Miss Hamilton, the daughter of a Guildford advertising agent, was just a
year out of drama school when her career went into orbit. She is now 26 and
joined Hall's company in the Waterloo Road after a year of playing
front-line parts with the RSC.

'I'm afraid I came away a bit disappointed with my experience there. It is
such a vast organisation now, it is hard to feel that you are part of a
genuine company and I don't think the training is what it used to be. It was
wonderful to be surrounded by that wonderful language spoken by senior
actors. The melody of the verse gets into your blood but the tuition I'd
anticipated didn't seem to be available.'

The actress has made her commitment to the Old Vic group in preference to
the film offers that inevitably came after the excitement of her West End
debut. 'Film is a very seductive prospect and I do want to be part of it one
day. But I function best if I have a plan or some sort of goal. I feel I
should do five or six years of good solid stage work before I think of going
in front of a camera. So, however tempting - and it was - I've decided to
stay away.'

The trio of parts she has collared - with Nina in Chekhov's The Seagull the
first to open on 9 May - recalls the glory days of the Old Vic under Olivier
when audiences could watch young actors measure themselves against a series
of roles and witness their development and growth to stardom.

'That's exactly what I wanted,' she enthuses. 'You so often hear that my
generation has missed the golden age and it was all so much more colourful
in the years gone by but I think we can regain that spirit.
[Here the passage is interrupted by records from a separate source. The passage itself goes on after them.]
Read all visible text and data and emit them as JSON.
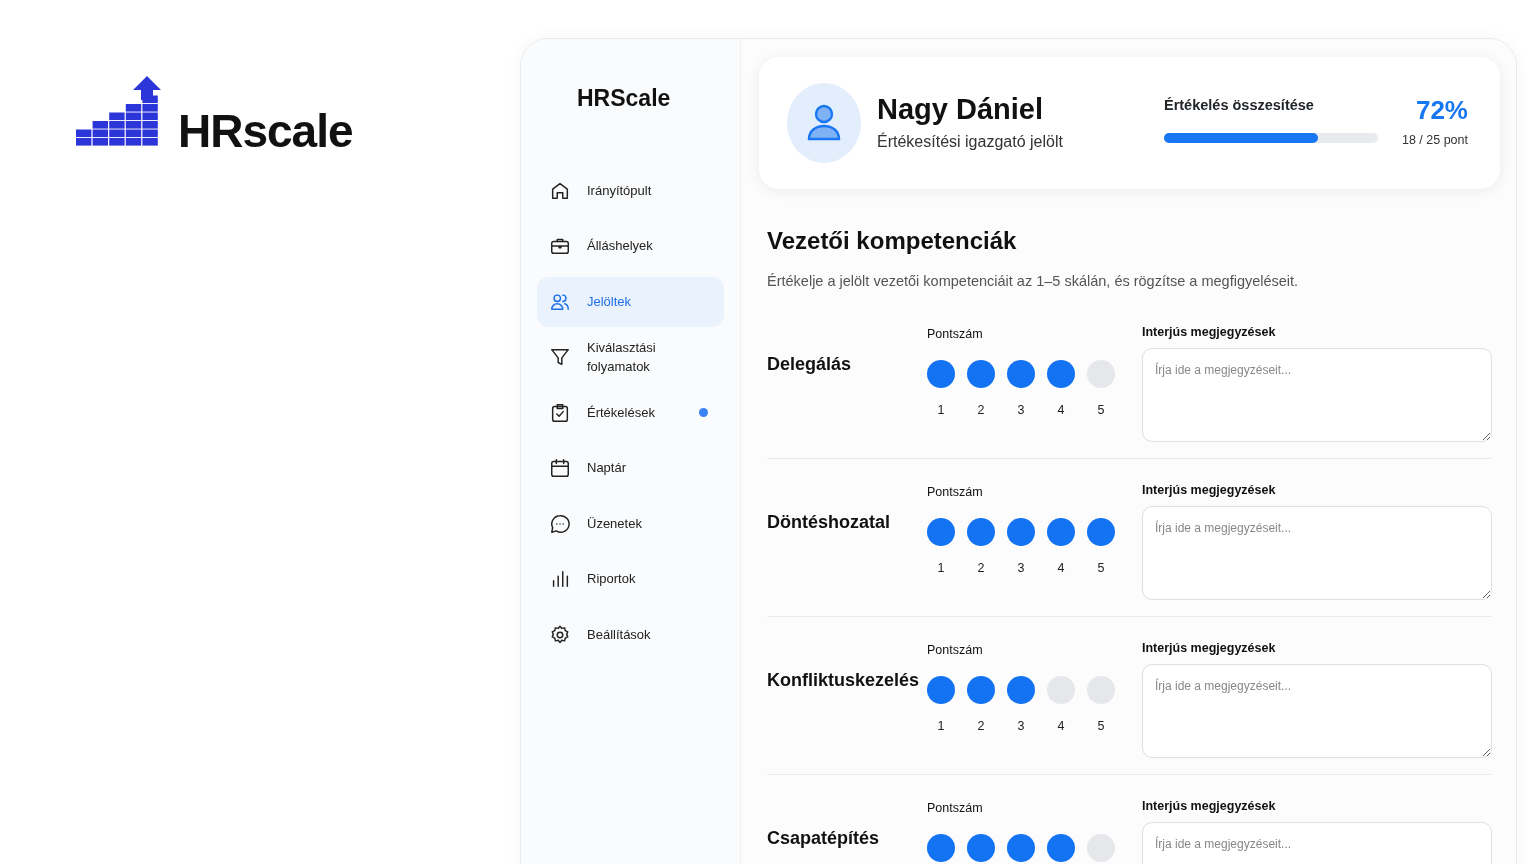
{
  "brand": {
    "name": "HRscale"
  },
  "sidebar": {
    "title": "HRScale",
    "items": [
      {
        "label": "Irányítópult",
        "selected": false,
        "notification": false
      },
      {
        "label": "Álláshelyek",
        "selected": false,
        "notification": false
      },
      {
        "label": "Jelöltek",
        "selected": true,
        "notification": false
      },
      {
        "label": "Kiválasztási folyamatok",
        "selected": false,
        "notification": false
      },
      {
        "label": "Értékelések",
        "selected": false,
        "notification": true
      },
      {
        "label": "Naptár",
        "selected": false,
        "notification": false
      },
      {
        "label": "Üzenetek",
        "selected": false,
        "notification": false
      },
      {
        "label": "Riportok",
        "selected": false,
        "notification": false
      },
      {
        "label": "Beállítások",
        "selected": false,
        "notification": false
      }
    ]
  },
  "candidate": {
    "name": "Nagy Dániel",
    "role": "Értékesítési igazgató jelölt",
    "summary_label": "Értékelés összesítése",
    "percent": "72%",
    "level": 0.72,
    "points": "18 / 25 pont"
  },
  "section": {
    "title": "Vezetői kompetenciák",
    "description": "Értékelje a jelölt vezetői kompetenciáit az 1–5 skálán, és rögzítse a megfigyeléseit."
  },
  "competencies": [
    {
      "name": "Delegálás",
      "score_label": "Pontszám",
      "notes_label": "Interjús megjegyzések",
      "placeholder": "Írja ide a megjegyzéseit...",
      "scale": [
        {
          "label": "1",
          "filled": true
        },
        {
          "label": "2",
          "filled": true
        },
        {
          "label": "3",
          "filled": true
        },
        {
          "label": "4",
          "filled": true
        },
        {
          "label": "5",
          "filled": false
        }
      ]
    },
    {
      "name": "Döntéshozatal",
      "score_label": "Pontszám",
      "notes_label": "Interjús megjegyzések",
      "placeholder": "Írja ide a megjegyzéseit...",
      "scale": [
        {
          "label": "1",
          "filled": true
        },
        {
          "label": "2",
          "filled": true
        },
        {
          "label": "3",
          "filled": true
        },
        {
          "label": "4",
          "filled": true
        },
        {
          "label": "5",
          "filled": true
        }
      ]
    },
    {
      "name": "Konfliktuskezelés",
      "score_label": "Pontszám",
      "notes_label": "Interjús megjegyzések",
      "placeholder": "Írja ide a megjegyzéseit...",
      "scale": [
        {
          "label": "1",
          "filled": true
        },
        {
          "label": "2",
          "filled": true
        },
        {
          "label": "3",
          "filled": true
        },
        {
          "label": "4",
          "filled": false
        },
        {
          "label": "5",
          "filled": false
        }
      ]
    },
    {
      "name": "Csapatépítés",
      "score_label": "Pontszám",
      "notes_label": "Interjús megjegyzések",
      "placeholder": "Írja ide a megjegyzéseit...",
      "scale": [
        {
          "filled": true
        },
        {
          "filled": true
        },
        {
          "filled": true
        },
        {
          "filled": true
        },
        {
          "filled": false
        }
      ]
    }
  ]
}
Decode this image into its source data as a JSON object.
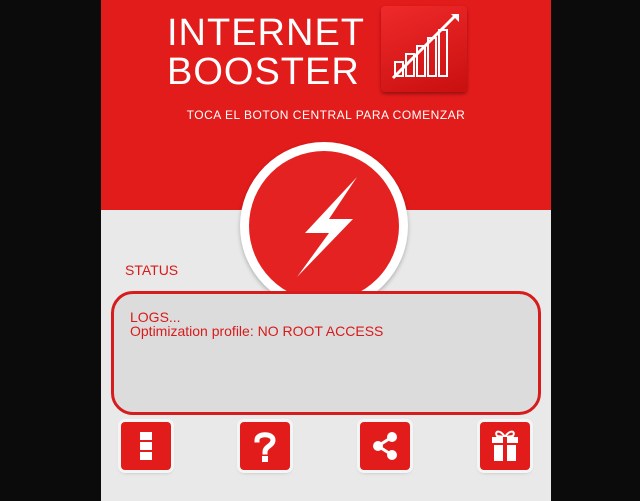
{
  "header": {
    "title_line1": "INTERNET",
    "title_line2": "BOOSTER",
    "subtitle": "TOCA EL BOTON CENTRAL PARA COMENZAR",
    "logo_icon": "signal-bars-boost-icon"
  },
  "main_button": {
    "icon": "lightning-bolt-icon"
  },
  "status": {
    "label": "STATUS",
    "logs_title": "LOGS...",
    "logs_line": "Optimization profile: NO ROOT ACCESS"
  },
  "bottom_buttons": [
    {
      "icon": "menu-icon"
    },
    {
      "icon": "help-question-icon"
    },
    {
      "icon": "share-icon"
    },
    {
      "icon": "gift-icon"
    }
  ],
  "colors": {
    "primary_red": "#e21b1b",
    "background": "#e9e9e9",
    "text_on_red": "#ffffff"
  }
}
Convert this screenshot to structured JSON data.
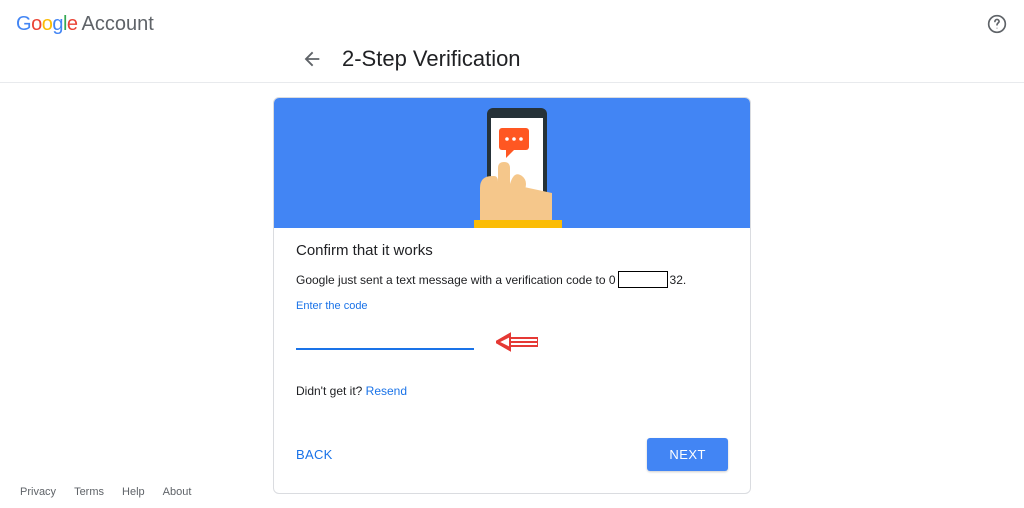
{
  "header": {
    "brand_suffix": "Account"
  },
  "page": {
    "title": "2-Step Verification"
  },
  "card": {
    "heading": "Confirm that it works",
    "sent_pre": "Google just sent a text message with a verification code to 0",
    "sent_post": "32.",
    "enter_label": "Enter the code",
    "didnt": "Didn't get it? ",
    "resend": "Resend",
    "back": "BACK",
    "next": "NEXT"
  },
  "footer": {
    "privacy": "Privacy",
    "terms": "Terms",
    "help": "Help",
    "about": "About"
  }
}
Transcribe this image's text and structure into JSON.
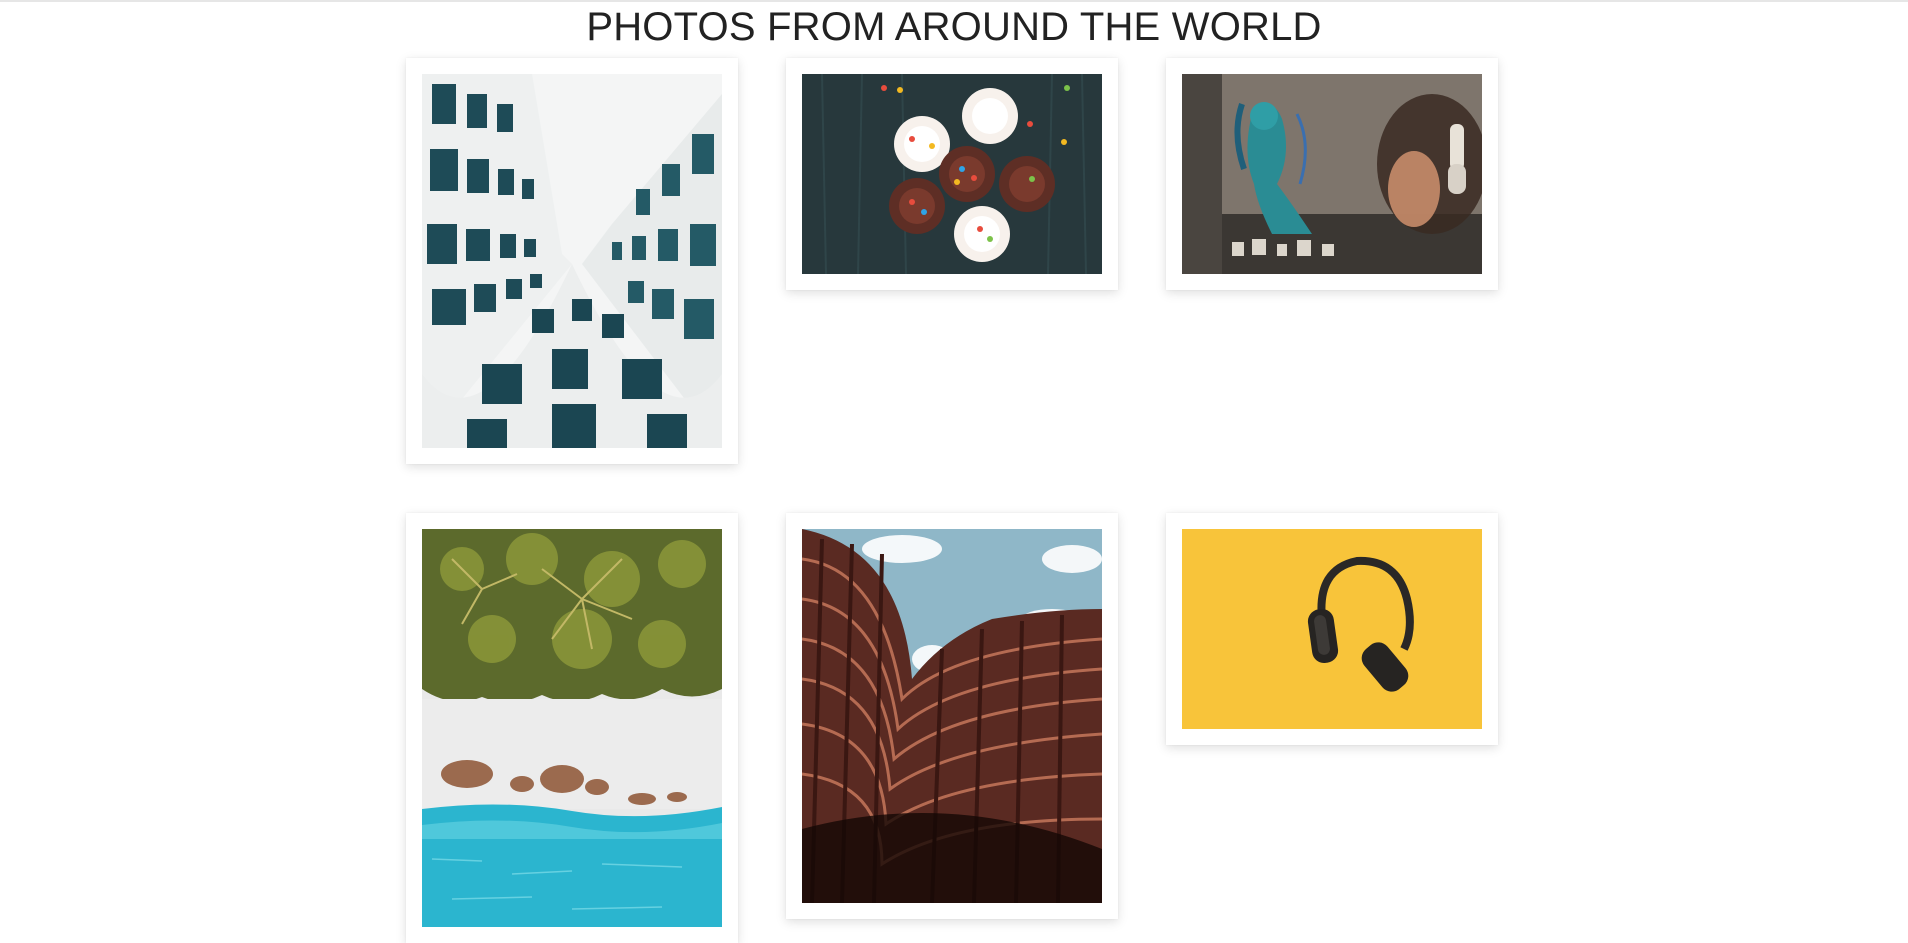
{
  "page": {
    "title": "PHOTOS FROM AROUND THE WORLD"
  },
  "gallery": {
    "photos": [
      {
        "subject": "looking-up-white-building-windows"
      },
      {
        "subject": "cupcakes-with-sprinkles"
      },
      {
        "subject": "street-graffiti-woman-with-headphones"
      },
      {
        "subject": "aerial-beach-palm-trees"
      },
      {
        "subject": "curved-red-building-facade"
      },
      {
        "subject": "headphones-on-yellow-background"
      }
    ]
  },
  "colors": {
    "title_text": "#222222",
    "card_background": "#ffffff",
    "page_background": "#ffffff"
  }
}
We have a
well-knit, tight acting group with a strong leader and I believe we can find
that excitement again.

(Submitted by Tara)